The Encyclopedia Britannica was first published in 1768 by its creators Colin Macfarquhar, a bookseller and publisher and Andrew Bell, an engraver and was based in Edinburgh, Scotland. The production of the encyclopedia used engraved copper plates for the printing and Andrew Bell who responsible for every copper plate in the first 4 editions.

The Britannica has always been known in modern times as being sold door to door by salesman with a cost of many hundreds of pounds. For many families it became the most important piece of literature they would ever buy and for others more of a hobby to try and read each and every article. By far it is the best known of all encyclopedia`s however modern technology makes the relevance of much less useful. It was announced that all future editions of the Encyclopedia Britannica would now only be produced online and on CD to keep costs down and to remain competitive.

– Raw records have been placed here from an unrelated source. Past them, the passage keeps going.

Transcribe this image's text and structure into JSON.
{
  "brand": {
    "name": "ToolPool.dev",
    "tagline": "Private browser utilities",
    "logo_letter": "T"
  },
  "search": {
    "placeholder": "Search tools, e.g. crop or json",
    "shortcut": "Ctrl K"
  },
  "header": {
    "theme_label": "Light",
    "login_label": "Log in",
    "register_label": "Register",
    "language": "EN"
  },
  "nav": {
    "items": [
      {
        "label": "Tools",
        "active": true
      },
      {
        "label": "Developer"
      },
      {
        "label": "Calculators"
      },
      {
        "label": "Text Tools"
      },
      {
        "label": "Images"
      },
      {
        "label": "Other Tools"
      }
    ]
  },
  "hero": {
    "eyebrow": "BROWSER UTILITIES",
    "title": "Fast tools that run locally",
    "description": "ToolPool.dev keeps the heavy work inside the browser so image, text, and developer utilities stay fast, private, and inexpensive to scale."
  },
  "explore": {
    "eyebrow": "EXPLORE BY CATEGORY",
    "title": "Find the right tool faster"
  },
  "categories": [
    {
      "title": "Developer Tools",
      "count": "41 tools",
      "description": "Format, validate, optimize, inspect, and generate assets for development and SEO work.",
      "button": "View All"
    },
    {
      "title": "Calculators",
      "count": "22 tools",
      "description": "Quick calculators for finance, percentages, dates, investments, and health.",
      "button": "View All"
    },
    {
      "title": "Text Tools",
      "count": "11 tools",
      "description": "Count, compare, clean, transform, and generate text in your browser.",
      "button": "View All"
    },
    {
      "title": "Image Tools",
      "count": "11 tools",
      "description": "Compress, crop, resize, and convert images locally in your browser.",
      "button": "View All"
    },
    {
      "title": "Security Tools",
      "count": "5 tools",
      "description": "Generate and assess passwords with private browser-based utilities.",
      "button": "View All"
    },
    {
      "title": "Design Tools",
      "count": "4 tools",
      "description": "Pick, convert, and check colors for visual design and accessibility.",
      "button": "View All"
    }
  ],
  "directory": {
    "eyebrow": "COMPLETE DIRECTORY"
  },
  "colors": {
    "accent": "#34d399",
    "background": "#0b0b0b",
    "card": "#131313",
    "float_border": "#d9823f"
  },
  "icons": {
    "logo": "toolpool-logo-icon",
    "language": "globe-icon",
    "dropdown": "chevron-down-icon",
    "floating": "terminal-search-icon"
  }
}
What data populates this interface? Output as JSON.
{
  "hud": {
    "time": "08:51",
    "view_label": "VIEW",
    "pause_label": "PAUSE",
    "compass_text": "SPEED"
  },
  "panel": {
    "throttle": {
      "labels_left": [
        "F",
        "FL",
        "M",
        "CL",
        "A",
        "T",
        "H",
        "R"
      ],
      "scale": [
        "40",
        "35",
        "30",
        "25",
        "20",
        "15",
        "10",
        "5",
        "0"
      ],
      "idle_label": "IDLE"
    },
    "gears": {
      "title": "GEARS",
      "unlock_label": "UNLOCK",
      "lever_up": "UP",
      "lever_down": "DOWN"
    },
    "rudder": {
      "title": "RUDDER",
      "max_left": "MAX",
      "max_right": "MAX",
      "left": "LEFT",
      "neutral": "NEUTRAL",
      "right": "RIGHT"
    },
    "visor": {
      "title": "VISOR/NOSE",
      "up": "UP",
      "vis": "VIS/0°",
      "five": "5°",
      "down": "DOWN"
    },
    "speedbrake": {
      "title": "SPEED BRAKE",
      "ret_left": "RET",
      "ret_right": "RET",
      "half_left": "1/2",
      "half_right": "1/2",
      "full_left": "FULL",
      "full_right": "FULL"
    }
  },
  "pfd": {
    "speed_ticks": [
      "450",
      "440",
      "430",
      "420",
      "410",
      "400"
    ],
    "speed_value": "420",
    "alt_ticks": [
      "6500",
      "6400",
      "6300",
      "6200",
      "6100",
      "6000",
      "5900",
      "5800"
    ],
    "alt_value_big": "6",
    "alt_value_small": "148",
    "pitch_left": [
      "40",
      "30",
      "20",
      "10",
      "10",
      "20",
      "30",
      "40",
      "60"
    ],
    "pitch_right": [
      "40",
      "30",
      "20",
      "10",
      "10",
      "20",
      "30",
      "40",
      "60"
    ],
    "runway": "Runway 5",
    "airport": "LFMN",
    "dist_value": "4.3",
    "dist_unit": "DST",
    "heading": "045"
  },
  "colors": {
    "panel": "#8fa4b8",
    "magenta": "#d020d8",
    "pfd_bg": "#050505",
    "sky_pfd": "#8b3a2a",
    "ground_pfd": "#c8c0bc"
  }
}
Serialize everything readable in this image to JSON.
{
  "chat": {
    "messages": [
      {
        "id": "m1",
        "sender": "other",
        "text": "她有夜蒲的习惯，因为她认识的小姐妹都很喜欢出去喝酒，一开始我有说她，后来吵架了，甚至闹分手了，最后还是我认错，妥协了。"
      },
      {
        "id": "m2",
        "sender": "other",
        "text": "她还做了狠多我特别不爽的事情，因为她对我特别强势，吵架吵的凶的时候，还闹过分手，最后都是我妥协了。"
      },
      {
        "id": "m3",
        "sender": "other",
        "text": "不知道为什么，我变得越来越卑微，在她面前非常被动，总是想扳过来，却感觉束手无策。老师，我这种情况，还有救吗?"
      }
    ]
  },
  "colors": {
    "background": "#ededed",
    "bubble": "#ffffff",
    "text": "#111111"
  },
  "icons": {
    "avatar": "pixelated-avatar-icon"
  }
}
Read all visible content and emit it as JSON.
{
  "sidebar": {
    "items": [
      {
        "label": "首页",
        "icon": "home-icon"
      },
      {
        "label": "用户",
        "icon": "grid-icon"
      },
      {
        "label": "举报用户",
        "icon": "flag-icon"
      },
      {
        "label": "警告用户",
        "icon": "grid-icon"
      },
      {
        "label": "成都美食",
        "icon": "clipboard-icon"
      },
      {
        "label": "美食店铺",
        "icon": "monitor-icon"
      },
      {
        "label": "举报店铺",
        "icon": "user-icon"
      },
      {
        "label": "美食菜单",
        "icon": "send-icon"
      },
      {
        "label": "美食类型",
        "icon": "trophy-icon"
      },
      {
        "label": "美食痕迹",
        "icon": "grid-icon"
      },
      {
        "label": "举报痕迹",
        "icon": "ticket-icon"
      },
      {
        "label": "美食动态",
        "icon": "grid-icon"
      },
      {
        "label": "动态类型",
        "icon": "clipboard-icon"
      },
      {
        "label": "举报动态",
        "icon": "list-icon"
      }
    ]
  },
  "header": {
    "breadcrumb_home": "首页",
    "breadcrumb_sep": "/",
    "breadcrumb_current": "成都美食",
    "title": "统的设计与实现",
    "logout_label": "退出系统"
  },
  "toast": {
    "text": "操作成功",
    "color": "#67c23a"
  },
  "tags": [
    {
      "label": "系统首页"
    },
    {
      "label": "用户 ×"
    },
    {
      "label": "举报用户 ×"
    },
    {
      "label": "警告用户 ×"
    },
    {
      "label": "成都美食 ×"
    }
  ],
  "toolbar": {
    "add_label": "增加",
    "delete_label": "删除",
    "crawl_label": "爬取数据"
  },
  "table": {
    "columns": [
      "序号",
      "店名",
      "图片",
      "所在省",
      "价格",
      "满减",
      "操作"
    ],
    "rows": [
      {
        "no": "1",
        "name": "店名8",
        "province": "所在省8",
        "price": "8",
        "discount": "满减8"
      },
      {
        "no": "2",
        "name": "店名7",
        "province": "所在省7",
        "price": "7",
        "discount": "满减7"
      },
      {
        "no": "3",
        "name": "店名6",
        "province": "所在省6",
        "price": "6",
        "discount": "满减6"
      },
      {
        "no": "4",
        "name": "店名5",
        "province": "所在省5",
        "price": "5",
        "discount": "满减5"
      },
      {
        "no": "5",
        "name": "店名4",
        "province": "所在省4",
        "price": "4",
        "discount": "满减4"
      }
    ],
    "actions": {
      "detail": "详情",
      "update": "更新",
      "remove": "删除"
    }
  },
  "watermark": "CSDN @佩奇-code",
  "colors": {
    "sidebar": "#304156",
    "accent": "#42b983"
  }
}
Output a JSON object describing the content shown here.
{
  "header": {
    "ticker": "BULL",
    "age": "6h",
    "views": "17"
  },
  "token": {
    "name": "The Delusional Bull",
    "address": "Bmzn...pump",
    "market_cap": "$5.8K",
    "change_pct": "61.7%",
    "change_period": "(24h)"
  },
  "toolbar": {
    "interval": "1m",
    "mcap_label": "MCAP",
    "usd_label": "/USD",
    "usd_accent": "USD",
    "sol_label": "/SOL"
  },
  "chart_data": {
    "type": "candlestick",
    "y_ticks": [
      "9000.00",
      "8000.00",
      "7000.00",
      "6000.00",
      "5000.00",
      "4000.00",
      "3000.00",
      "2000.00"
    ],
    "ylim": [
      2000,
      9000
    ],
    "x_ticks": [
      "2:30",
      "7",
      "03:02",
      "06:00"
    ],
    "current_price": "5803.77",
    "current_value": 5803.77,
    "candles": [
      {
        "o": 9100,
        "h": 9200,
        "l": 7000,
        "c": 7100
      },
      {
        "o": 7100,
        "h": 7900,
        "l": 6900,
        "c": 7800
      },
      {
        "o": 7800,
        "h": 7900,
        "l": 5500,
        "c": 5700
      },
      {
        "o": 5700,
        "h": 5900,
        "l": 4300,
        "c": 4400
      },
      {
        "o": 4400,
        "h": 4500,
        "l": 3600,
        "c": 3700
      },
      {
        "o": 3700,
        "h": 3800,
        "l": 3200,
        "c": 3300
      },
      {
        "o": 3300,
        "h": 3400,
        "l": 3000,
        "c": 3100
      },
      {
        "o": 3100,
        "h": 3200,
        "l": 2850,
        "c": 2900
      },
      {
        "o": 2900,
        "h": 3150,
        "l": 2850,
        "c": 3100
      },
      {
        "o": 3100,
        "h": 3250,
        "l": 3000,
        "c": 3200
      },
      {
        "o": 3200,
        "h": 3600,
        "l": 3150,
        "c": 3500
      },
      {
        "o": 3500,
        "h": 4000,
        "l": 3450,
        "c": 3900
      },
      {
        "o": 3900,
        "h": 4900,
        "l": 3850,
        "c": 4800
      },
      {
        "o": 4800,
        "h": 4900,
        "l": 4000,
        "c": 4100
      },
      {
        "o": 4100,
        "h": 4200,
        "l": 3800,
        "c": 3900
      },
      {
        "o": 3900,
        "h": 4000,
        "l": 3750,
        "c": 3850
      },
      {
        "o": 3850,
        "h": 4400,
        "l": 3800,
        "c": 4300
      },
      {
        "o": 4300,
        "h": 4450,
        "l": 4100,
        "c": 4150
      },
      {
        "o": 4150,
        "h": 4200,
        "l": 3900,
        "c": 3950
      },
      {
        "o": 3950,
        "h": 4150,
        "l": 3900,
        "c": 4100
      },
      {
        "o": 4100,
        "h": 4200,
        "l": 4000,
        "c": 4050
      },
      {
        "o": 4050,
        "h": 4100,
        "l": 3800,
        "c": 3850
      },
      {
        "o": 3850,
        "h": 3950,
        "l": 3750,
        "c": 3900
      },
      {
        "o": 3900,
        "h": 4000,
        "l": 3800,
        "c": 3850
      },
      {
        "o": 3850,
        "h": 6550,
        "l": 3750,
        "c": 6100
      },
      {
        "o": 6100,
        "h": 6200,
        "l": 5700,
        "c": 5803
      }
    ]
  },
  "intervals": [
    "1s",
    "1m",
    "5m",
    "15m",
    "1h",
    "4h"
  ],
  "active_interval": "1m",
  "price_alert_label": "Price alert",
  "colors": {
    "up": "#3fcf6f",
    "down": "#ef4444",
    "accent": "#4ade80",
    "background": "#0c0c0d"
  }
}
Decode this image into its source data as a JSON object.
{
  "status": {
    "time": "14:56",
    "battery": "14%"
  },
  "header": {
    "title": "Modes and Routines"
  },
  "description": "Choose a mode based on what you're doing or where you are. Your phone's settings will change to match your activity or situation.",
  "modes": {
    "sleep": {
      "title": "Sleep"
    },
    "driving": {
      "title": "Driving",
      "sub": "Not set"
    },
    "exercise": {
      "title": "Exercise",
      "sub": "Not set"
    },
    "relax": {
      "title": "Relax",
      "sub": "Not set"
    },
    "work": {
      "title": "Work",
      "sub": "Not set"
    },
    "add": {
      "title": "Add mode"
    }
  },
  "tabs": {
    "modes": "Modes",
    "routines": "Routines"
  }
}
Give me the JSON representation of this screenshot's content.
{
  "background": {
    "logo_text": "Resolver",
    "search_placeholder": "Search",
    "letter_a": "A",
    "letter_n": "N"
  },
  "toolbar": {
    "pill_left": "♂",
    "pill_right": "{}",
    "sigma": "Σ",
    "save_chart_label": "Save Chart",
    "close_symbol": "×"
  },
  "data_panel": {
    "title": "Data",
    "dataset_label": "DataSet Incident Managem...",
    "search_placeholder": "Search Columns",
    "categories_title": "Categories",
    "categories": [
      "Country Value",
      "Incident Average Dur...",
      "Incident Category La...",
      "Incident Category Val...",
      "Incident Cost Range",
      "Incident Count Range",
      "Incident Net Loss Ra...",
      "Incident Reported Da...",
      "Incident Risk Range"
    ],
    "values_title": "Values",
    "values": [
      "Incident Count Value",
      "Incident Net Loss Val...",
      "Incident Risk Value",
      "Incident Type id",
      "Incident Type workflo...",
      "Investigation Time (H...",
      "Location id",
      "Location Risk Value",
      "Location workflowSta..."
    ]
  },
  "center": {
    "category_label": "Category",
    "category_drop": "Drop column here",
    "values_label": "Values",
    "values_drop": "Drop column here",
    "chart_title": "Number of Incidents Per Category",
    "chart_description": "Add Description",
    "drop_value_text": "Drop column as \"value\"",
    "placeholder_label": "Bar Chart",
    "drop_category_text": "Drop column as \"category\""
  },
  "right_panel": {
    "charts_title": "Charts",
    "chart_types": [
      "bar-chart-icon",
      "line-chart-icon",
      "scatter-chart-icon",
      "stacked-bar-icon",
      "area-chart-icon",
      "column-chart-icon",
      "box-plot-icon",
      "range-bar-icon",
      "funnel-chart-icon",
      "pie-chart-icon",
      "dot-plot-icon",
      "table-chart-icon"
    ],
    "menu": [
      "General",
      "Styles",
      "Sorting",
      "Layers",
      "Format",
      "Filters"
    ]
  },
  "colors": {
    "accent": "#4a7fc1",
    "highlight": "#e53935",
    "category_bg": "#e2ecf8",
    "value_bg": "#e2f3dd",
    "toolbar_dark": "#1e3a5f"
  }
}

Unlike websites like wikipedia, the Encyclopedia Britannica is still written purely by professionals of which around 100 are full time staff and another 4000 odd are part time staff who are entrusted in writing new articles and updating old articles.

One of the goals of the Britannica is to write about every single aspect of knowledge known to humans keeping it an essential and invaluable research for scholars and teachers alike.